Thank you for the pictures and commentary. I was born in Douglas and my mother grew up in and round the area. It was like coming home.ReplyDelete
I sorta get the impression that you love the American Southwest!ReplyDelete
Any idea who owns this place today, or who might be restoring the buildings? I am always too shy about going in and having a look see, but surely the owners wouldn't care much since it is so old.ReplyDelete
Always enjoy your posts, Al, we are history buffs. Speaking of memories, we remembered the Sons of the Pioneers today!ReplyDelete
I love exploring old houses. This house looks great.ReplyDelete
So glad it's warming up for you.
That books is at Amazon.ca
Excellent tour and photos Al, thanks for bringing us along for the ride.ReplyDelete
In your first paragraph you wrote about no weekends, every day another day. Yes that's true in this lifestyle, but then -- we never get a day off or a vacation, either! Thanks for showing us Rucker Canyon again. Do you suppose Suzy and I will EVER get there?ReplyDelete
Great photos today Al! And we see Kelly is sporting a new shorter hairdo!ReplyDelete
What a great post! Wilma and I will make a point to see this area in the near future. As I read your post to her, she looked up the book on her Nook. There it was, available for FREE, a book 202 pages long. How excited we are to read this prior to seeing the area. Thank you for such a wonderful post.ReplyDelete
Isn't it great she wrote that book so all this wonderful history wasn't wasted? I wish my mother had done that about our old home place. I did get my Dad to write an autobiography. I haven't read that in years. You raised my interest, I need to read that again...Aw Shucks its up north..;-(ReplyDelete
I enjoyed the ride Al...
So sorry you don't like the Southwest!!;-)
What a wonderful trip! and pictures jlonumust place you right there. Looks like a must have book!!ReplyDelete
Gee, Al, have you tried the southwest in monsoon season? We have neighbors here in Rocky Point, who have a home in Tucson, and come here for the summers. BUT! They go back to Tucson every August when it's so hot just because the monsoons are so gorgeous. I can just imagine your photos of those monsoon sunsets!ReplyDelete

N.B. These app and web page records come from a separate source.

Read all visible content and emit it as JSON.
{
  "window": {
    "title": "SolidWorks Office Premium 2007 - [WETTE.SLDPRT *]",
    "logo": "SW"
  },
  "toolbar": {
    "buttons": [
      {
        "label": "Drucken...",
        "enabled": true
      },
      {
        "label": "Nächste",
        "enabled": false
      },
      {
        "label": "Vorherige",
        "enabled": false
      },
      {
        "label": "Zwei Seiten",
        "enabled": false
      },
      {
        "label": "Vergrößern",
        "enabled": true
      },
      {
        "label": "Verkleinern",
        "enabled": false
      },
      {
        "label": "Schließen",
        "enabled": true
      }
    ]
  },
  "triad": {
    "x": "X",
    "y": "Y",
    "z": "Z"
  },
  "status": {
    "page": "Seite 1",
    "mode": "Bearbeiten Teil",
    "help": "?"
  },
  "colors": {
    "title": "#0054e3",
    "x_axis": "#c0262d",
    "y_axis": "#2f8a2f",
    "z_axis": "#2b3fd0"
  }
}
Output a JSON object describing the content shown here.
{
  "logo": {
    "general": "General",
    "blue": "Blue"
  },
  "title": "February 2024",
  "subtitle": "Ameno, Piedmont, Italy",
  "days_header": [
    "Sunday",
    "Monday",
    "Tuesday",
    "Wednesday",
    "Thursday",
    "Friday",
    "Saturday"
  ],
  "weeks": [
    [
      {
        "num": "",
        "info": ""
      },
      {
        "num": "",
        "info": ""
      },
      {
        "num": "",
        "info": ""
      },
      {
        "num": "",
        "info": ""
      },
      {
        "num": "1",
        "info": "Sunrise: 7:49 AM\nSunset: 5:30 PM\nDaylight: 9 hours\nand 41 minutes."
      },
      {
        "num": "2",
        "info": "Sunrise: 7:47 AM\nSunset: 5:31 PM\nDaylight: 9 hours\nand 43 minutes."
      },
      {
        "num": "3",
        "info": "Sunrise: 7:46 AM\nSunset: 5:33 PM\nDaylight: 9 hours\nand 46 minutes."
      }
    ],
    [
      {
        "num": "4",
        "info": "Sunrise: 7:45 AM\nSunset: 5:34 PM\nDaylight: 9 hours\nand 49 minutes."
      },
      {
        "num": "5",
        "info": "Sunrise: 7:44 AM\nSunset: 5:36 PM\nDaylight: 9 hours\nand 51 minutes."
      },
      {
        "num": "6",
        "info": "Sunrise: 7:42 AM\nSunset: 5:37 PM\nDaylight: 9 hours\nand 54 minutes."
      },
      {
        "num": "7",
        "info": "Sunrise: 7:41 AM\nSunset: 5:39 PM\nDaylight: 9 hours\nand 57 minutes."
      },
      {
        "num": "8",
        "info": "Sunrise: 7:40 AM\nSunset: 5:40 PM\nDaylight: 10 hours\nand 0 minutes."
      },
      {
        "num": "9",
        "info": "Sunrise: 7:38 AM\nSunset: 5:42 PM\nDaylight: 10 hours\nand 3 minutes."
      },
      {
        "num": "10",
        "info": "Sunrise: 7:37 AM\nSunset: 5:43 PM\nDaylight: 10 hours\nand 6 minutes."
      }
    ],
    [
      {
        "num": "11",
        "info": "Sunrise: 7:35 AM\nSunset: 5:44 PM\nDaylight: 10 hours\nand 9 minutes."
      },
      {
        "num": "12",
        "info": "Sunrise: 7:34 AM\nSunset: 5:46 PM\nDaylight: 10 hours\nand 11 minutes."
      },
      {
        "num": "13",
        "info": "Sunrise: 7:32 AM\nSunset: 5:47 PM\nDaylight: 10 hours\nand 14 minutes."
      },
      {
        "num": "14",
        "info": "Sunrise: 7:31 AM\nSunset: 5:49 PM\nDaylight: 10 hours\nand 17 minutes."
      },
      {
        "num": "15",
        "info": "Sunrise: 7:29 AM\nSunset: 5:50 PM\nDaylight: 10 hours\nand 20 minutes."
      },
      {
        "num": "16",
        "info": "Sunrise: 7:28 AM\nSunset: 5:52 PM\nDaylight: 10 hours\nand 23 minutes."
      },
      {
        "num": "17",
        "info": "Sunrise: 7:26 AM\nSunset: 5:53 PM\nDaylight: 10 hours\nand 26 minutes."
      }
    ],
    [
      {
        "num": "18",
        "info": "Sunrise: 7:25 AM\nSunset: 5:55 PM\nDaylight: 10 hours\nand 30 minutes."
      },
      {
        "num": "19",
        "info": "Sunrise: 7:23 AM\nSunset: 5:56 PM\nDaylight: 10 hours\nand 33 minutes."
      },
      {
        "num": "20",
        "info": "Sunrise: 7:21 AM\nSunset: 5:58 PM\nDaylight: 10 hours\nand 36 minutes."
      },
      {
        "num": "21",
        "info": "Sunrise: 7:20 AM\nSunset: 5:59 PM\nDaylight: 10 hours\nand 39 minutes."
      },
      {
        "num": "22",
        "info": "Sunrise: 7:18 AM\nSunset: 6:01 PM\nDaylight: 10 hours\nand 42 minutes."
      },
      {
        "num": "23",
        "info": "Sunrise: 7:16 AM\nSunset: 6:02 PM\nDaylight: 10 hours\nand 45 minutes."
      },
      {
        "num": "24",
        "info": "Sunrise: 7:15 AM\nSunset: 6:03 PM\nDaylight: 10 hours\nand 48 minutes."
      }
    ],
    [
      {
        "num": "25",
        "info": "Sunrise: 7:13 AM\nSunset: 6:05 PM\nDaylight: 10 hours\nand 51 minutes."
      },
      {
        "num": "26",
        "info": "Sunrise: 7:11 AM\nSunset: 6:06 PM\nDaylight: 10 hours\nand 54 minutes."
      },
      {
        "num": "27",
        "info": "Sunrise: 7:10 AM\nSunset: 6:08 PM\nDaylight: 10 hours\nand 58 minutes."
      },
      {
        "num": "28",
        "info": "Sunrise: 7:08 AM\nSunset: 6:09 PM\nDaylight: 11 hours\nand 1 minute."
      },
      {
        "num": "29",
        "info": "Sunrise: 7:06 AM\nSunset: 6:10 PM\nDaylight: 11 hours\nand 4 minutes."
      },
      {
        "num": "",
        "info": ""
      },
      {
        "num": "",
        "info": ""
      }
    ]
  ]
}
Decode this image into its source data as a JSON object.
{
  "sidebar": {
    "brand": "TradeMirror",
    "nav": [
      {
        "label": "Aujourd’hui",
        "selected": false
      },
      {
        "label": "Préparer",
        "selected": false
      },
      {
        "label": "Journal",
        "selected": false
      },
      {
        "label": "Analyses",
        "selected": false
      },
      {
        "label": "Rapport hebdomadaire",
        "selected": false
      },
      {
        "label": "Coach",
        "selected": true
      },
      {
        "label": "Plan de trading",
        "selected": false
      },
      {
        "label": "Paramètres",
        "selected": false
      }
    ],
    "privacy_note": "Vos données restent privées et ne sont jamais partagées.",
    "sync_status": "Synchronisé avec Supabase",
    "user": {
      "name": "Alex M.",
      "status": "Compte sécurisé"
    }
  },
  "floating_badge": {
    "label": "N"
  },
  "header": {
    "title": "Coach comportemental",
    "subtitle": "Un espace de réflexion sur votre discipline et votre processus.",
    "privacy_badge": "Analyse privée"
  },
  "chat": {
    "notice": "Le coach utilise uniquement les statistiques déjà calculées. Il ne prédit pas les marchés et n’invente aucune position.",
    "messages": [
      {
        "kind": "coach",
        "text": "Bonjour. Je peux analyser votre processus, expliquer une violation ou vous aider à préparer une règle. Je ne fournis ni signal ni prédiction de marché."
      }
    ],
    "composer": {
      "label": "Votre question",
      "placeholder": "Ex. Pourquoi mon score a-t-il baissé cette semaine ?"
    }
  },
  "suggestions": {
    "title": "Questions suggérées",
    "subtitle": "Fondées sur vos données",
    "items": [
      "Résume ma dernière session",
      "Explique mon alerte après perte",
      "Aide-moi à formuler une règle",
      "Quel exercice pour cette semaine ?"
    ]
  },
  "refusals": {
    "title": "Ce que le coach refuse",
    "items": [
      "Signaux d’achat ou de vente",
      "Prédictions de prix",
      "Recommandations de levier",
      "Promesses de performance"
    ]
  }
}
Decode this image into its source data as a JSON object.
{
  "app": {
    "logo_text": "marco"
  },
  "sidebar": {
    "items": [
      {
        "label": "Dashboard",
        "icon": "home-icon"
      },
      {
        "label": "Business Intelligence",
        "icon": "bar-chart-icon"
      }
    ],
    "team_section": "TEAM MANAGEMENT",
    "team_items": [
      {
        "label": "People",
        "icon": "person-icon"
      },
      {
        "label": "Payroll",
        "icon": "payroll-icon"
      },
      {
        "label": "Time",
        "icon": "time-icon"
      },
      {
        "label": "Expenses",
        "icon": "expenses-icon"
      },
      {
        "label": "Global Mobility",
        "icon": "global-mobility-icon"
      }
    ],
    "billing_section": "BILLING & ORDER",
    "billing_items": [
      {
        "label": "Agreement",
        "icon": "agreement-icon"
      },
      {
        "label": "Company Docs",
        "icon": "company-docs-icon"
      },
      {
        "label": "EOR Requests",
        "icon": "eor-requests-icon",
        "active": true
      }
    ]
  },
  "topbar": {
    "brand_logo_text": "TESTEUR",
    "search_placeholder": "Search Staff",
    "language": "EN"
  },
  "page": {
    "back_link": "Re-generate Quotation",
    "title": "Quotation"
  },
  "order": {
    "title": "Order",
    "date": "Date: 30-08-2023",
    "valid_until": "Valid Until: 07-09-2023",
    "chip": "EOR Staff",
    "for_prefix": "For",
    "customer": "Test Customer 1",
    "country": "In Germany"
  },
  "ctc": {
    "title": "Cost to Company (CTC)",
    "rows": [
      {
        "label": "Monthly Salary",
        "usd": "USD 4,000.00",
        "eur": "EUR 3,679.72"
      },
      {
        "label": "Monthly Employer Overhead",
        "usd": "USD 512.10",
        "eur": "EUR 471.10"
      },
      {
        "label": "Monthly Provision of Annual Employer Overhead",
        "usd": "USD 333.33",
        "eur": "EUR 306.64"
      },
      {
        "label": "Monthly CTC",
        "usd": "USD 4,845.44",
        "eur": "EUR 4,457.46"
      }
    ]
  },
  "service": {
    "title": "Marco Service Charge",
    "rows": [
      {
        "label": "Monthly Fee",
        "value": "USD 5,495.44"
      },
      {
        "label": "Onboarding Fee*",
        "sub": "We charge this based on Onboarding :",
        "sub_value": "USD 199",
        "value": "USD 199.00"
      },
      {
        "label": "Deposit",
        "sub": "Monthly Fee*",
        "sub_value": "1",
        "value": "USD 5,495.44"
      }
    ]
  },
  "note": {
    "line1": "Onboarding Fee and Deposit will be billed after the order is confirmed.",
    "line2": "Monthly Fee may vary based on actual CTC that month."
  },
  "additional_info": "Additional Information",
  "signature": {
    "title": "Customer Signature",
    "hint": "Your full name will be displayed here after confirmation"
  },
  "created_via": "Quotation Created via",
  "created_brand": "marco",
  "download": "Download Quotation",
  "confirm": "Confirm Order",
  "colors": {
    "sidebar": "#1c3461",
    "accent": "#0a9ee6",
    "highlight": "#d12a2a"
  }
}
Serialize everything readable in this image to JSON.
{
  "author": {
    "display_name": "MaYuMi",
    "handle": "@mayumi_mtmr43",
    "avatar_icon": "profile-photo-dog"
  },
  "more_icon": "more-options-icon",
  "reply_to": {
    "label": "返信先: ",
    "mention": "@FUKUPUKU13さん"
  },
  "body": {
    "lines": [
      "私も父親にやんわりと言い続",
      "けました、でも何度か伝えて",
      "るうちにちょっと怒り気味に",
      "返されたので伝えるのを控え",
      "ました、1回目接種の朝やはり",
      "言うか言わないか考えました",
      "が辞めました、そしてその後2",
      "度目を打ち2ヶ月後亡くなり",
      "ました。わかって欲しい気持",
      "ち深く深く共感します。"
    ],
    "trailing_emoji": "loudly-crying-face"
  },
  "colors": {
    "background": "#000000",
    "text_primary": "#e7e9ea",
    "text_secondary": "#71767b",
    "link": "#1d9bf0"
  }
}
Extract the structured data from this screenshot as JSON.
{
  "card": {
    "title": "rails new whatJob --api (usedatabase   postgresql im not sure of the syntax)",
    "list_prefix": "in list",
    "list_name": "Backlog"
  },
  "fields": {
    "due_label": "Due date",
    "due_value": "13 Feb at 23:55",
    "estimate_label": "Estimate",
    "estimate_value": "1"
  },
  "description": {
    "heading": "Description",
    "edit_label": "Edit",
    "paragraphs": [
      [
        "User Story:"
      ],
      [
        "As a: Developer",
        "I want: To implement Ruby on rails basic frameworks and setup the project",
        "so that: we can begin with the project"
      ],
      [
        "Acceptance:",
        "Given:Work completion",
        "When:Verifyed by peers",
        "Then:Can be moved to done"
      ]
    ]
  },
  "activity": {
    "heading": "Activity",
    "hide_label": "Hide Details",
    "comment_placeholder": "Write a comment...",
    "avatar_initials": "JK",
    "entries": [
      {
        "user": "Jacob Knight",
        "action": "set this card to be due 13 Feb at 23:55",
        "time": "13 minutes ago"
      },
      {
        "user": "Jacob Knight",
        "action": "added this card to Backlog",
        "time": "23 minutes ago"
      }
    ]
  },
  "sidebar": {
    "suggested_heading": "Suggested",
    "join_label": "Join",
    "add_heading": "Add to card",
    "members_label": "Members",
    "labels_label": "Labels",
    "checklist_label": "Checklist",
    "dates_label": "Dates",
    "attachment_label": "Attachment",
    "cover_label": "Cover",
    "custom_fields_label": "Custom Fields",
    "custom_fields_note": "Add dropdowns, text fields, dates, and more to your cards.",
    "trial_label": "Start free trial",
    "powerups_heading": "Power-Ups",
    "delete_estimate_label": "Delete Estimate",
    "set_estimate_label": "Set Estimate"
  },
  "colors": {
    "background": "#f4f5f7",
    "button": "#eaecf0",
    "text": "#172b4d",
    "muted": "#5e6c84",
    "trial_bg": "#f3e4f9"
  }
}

Back to the simple life, or was it so simple?ReplyDelete
I love the pics, the history is awesome.
As we continue to read your blog it seems we keep crossing paths -- yesterday we visited Chiricahua National Monument and also enjoyed the lovely warmth of the sun and the mountains all around us. Last week we thought we saw Kelly at the Bisbee Food Co-op! One of these days maybe we will bump into each other!!ReplyDelete
We are so glad you love where you are at..physically and emotionally!..no more TGIF and the dreaded Sunday nights..and as for the American Southwest..simply breathtaking!..thanks for yet another 'jeep tour'ReplyDelete
Steveio and I shared your blog pics over coffee this morning. LOVED the fence pic! We too noticed Kelly's shorter do--- now we need to see it from the front!ReplyDelete
Just went to Ebay and bought that book. Will be good reading till we get there ourselves!
Karen and Steve
(Our Blog) RVing: Small House... BIG Backyard
Whoever is doing the restoration might be interested in your documentation (pictures) of how it looks now. Good post! )ReplyDelete
Psst got some GPS coordinates to this place? I would love to mark it on the Streets and Trips map.ReplyDelete
Why in the heck aren't you and Kelly buying some land and living down here????ReplyDelete
Certainly my kind of Jeep day Al!ReplyDelete
Is that all the snow you could find??? You have to go higher!